As counter-intuitive as it sounds, the prevailing volatile economic environment can actually be a very good time to invest your money, especially if you don't have much. Investors can really thrive in a time of crisis for new money-making opportunities often present themselves because high inflation, rising interest rates. Further, recession fears tend to drive prices in the market lower. In times of uncertainty, rather than waiting for the market to rebound, as many people may be tempted to do, you should consider the opposite. If you wait to invest opting to wait until the markets improve you would have missed a known window where millionaires are created. Timing the market is not typically a good idea and no one can predict the future but blue chip stocks are considerably low at this time. At the very least you should be averaging down your cost.
First things first

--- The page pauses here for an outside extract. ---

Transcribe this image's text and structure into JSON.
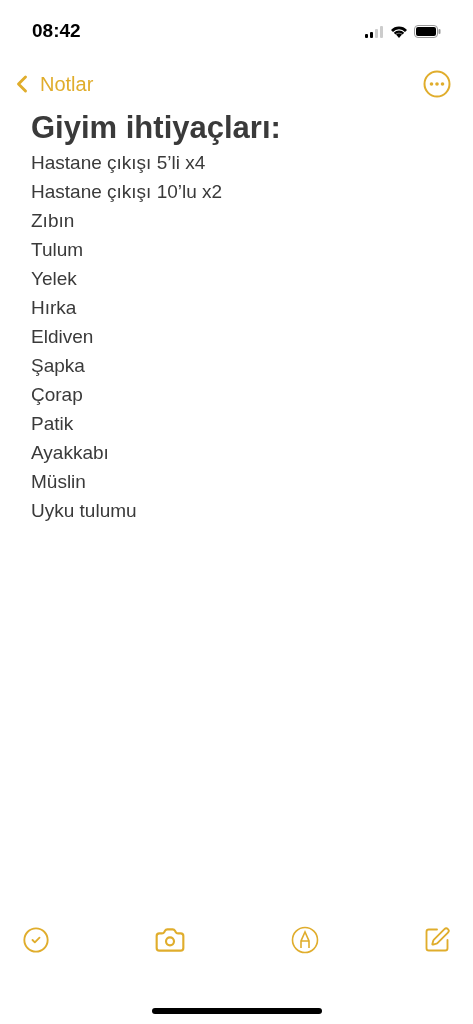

To understand why volatility in the market can be a positive for you in your quest to invest, let's start at the beginning. What is volatility? Volatility is the price changes a security (a financial instrument with monetary value that is able to be traded) can experience over a period of time. All investments carry inherent risk; some would argue that not investing comes with its own risk. The thought of risk often paralyses potential investors with thoughts of "Suppose I take my hard-earned money ("my likkle much") and buy shares in a company and next week the price drops.".
Beginner and conservative investors tend to be nervous about risk; some even more so than others. They might panic and decide to withdraw their investment out of fear that potential gains might be erased. However, a seasoned investor understands investing is generally a medium to long game. They also understand investing requires patience. Each trade carries with it the risk of failure but also of success. Securities go up; securities go down. But the majority will go up again. That's simply the way investment works. A good company is a good company and though the environment can change, good companies with strong management will weather volatility.
Don't fear volatility
Risk aversion isn't something that's being mocked or looked down on here. It is never wise to make money moves you aren't comfortable with. The fact is that there is an emotional component that comes with investing and matters of finance; even more so the pain suffered from loss. Studies have constantly shown that loss is more acutely felt than the joy of gain. Still, my advice to a beginner investor is, you should not put all your eggs in one basket. As they say, man plans and God wipes. Your security through no fault of your own, could make an unforeseen U-turn and result in a loss. This is where diversification comes in. Say you have $20,000 to invest; it is not wise put it all in one asset. For example, do not buy shares in one company; consider investing in more than one company. Still, in the eventuality that the entire market takes a tumble (this is really a golden opportunity that we will explore further in future articles), there are other investment options such as fixed income and money market instruments. Bonds and repos are just a few of the alternatives. Diversification of your investment portfolio is how you mitigate risk. Think of your portfolio like a market basket; you need some tomatoes, cucumbers, bananas, lettuce, etc. They all reach peak ripeness at different times and won't spoil all at once.
Investing on a small budget
We have been deconstructing the myth that you have to be rich to invest, which ties in with the other myth that times of market volatility are the worst times to invest, especially when your funds are tight. Here are two often overlooked options for people with not that much money to invest.
IPOs: An initial public offering occurs when a company not listed on the stock exchange decides it wants to raise additional funds for expansion by selling shares or securities to members of the public. The company can now list on the stock exchange as a publicly traded one and you, are now a shareholder entitled to a piece of its profits.
Bonds or a Bond Fund: These are well-suited for the investor who have access to a bit more money. For example, you have around $250,000 parked in an account that isn' t a high-yield on a bond or bond fund is an option. When you purchase a bond you have effectively given a loan to the issuer; think of a bond as an IOU. How it works is this: A company or the government, known as the issuer, rather than raising money from a bank loan, will seek to raise the money from investors willing to lend them that money for an agreed period of time at a specified rate of interest.
What are your goals: long-term capital gain or current income? There's an investment opportunity that will be ideal for you whatever your financial status. Remember, every day you delay starting your investment journey is a day more you delay achieving your financial goals.
Correction: Last week's article, "Ways to invest without much money â€” P1", incorrectly stated that the minimum units that an individual can buy of a publicly listed company on the Jamaica Stock Exchange was 100. The minimum amount of units is in fact 1.